§ **PROBLEM STATEMENT**
Go through the records and show each line where the word "artist" occurs.

§ **SOURCE MATERIAL**
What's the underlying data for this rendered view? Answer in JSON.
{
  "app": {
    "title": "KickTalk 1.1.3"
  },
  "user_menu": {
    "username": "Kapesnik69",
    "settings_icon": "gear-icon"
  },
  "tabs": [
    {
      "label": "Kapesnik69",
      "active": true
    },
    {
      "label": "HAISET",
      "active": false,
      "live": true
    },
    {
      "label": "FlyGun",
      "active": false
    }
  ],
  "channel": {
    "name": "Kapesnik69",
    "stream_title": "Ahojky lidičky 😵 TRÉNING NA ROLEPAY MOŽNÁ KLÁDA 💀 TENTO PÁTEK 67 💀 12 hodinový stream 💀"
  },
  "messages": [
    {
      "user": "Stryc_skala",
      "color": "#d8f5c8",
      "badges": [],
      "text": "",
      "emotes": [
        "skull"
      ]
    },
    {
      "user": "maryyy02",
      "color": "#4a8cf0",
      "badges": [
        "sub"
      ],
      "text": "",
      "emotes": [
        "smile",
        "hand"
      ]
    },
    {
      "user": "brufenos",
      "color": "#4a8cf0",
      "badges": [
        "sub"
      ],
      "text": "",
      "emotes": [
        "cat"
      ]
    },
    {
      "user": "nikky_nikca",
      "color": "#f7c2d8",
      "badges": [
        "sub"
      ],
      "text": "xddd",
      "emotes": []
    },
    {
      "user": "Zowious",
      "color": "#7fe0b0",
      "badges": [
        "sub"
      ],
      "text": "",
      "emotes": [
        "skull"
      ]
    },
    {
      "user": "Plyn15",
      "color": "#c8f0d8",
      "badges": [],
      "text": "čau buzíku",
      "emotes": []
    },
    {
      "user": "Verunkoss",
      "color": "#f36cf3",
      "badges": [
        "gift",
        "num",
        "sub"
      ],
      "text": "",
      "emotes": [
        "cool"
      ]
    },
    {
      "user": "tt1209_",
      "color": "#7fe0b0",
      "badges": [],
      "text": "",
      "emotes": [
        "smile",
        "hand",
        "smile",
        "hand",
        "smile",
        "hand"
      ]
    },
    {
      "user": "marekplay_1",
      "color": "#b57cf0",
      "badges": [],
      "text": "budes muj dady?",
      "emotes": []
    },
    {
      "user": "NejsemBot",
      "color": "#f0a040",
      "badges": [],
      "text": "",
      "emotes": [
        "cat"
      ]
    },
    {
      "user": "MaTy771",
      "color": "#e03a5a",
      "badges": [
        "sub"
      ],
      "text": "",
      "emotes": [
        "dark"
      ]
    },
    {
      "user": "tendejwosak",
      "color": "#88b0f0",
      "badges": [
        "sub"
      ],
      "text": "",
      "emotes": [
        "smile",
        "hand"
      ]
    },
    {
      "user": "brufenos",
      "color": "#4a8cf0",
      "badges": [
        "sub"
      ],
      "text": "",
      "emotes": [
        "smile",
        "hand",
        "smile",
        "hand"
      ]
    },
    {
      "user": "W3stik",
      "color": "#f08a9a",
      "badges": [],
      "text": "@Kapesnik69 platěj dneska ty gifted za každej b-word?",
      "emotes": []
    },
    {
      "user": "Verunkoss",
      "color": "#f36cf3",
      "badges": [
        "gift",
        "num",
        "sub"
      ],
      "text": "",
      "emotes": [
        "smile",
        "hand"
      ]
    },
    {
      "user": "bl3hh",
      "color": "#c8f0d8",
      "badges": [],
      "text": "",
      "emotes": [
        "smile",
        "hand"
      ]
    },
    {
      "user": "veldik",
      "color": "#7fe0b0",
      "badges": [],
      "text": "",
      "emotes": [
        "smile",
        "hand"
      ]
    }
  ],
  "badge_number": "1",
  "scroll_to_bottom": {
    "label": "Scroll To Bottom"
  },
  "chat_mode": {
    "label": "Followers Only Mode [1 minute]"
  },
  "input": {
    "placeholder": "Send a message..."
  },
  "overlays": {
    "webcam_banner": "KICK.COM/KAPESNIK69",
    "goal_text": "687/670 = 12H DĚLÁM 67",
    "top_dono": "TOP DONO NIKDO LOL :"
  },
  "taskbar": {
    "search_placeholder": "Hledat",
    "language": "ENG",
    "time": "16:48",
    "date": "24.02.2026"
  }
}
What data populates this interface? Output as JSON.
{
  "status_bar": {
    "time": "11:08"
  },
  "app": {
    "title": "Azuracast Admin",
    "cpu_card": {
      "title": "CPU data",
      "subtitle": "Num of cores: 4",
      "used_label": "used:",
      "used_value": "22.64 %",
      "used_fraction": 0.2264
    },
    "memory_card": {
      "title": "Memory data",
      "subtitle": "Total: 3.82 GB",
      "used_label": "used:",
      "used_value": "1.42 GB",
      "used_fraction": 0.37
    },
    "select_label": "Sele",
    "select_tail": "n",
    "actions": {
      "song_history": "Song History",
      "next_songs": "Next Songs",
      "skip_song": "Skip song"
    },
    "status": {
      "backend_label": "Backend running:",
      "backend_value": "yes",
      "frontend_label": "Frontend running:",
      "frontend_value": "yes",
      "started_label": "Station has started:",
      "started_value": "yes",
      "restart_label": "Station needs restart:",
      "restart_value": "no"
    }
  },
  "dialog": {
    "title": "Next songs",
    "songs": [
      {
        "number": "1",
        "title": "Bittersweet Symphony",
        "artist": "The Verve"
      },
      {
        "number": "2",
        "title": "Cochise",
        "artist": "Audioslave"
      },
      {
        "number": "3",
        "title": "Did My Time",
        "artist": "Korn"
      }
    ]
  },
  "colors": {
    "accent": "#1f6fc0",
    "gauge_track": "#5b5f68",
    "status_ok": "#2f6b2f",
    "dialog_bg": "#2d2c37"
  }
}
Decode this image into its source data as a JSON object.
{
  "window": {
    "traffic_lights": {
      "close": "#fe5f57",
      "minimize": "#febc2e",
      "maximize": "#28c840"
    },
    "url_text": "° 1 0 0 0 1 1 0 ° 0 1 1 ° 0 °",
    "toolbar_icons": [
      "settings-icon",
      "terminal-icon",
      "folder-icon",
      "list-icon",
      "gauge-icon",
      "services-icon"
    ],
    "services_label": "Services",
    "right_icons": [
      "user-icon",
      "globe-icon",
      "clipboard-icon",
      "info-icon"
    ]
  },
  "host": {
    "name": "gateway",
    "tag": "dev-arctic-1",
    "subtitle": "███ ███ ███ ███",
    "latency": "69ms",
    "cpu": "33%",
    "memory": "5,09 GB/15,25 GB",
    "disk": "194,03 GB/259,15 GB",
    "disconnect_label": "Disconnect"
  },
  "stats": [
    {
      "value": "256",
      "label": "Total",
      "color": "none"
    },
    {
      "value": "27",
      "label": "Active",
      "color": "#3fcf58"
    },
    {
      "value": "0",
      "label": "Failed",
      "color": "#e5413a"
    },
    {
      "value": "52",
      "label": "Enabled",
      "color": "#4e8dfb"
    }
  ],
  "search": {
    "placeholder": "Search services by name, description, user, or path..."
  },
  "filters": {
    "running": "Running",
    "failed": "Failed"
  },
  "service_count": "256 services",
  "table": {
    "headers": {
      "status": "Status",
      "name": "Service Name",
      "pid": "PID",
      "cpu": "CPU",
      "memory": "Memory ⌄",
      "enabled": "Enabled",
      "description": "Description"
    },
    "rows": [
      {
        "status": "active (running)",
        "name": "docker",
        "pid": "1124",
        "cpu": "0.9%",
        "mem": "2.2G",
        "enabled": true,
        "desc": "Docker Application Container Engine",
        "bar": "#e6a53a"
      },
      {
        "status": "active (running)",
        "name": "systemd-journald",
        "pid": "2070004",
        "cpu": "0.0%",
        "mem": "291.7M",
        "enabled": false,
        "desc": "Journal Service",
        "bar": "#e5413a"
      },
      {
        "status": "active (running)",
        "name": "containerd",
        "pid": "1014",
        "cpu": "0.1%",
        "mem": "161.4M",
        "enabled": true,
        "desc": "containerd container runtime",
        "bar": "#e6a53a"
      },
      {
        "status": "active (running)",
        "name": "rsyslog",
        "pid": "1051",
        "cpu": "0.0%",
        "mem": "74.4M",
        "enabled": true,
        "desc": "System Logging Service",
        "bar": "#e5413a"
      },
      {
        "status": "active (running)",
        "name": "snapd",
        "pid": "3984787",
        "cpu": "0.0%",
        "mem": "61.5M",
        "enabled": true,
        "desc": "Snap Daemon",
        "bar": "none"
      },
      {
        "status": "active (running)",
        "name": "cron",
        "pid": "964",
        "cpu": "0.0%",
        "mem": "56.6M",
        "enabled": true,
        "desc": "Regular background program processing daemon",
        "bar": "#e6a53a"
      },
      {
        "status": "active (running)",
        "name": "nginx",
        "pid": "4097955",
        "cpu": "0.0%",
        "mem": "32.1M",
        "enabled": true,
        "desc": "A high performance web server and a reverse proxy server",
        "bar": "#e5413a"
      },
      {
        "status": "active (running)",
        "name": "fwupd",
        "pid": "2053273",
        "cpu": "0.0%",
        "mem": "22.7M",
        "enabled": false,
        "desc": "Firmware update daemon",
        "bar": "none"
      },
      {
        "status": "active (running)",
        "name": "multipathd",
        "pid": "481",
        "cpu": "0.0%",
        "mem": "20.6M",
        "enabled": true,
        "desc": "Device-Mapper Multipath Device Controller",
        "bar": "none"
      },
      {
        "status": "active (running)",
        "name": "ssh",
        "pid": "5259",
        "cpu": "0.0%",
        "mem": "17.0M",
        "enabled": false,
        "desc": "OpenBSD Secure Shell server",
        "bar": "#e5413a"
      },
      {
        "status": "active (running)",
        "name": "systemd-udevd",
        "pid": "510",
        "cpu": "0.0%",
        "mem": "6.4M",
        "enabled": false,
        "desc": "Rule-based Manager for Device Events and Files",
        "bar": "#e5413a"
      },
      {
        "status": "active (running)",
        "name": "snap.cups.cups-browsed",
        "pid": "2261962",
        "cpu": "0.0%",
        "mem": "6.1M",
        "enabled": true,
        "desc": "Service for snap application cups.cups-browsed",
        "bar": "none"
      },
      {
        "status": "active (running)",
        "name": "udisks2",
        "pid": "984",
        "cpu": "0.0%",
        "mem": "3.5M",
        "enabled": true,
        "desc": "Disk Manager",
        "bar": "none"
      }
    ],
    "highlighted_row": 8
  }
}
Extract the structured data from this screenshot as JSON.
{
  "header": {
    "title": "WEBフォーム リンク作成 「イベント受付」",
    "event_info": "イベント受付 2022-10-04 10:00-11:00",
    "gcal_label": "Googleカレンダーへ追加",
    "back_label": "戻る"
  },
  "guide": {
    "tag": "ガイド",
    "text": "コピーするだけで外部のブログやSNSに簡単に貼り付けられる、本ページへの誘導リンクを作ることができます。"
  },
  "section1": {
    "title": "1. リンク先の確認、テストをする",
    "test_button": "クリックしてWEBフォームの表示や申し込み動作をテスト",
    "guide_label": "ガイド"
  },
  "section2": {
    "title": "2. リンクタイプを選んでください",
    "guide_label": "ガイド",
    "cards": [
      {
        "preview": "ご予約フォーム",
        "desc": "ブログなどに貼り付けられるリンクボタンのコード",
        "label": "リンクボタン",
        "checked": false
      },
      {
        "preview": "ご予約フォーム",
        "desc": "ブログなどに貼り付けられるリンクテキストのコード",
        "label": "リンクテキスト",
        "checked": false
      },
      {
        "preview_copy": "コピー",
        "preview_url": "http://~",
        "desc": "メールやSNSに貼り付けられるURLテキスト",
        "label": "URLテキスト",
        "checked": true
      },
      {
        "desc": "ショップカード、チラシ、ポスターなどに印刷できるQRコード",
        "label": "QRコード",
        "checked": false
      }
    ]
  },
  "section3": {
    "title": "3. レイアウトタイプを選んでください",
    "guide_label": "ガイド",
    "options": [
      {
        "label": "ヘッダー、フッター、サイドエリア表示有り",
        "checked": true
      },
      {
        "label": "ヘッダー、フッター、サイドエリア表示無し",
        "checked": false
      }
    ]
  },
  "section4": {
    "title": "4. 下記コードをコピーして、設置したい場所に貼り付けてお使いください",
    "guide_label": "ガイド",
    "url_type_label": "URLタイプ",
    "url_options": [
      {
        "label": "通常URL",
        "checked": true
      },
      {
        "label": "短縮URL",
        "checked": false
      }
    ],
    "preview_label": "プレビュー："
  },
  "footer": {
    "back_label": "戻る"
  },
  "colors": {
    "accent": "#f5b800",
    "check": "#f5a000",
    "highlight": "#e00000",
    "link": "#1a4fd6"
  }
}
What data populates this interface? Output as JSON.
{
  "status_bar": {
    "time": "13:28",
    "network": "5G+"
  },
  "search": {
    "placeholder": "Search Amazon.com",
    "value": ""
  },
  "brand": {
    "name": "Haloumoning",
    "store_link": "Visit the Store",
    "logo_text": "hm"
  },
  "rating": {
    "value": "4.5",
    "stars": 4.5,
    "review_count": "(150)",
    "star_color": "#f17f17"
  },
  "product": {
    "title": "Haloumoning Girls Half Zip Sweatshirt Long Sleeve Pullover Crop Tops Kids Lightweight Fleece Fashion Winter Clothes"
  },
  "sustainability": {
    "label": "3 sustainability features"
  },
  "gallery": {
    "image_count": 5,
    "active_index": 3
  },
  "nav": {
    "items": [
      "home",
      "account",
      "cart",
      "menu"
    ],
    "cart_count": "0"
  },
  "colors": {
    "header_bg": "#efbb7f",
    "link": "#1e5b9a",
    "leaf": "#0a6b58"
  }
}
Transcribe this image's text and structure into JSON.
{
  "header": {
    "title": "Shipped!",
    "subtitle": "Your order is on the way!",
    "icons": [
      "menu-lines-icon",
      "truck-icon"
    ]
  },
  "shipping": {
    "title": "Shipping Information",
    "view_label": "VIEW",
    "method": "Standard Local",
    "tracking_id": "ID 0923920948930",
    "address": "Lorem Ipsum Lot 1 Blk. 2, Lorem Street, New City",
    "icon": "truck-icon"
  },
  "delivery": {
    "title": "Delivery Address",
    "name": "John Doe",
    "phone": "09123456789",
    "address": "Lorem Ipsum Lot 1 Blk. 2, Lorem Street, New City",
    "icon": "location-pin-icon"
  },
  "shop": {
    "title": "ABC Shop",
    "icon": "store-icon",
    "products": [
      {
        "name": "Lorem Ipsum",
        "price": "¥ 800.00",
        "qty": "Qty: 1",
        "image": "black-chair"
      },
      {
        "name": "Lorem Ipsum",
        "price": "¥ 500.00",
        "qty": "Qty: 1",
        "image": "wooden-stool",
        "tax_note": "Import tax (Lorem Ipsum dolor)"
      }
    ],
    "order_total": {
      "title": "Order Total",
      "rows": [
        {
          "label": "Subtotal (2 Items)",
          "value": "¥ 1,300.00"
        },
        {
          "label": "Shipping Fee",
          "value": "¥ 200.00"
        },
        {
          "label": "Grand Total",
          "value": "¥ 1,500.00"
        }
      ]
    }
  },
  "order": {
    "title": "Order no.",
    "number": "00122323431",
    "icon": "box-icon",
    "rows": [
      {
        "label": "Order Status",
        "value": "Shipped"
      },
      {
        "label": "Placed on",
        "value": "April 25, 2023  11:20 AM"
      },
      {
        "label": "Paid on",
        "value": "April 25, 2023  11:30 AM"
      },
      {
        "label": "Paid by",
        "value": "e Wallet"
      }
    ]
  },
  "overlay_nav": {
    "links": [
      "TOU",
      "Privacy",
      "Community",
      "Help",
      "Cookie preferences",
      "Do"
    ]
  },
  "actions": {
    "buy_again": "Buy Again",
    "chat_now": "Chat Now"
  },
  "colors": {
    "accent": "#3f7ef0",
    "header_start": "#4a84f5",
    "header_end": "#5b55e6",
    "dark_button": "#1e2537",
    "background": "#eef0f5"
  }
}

§ **ANSWER BELOW**
        "artist": "The Verve"
        "artist": "Audioslave"
        "artist": "Korn"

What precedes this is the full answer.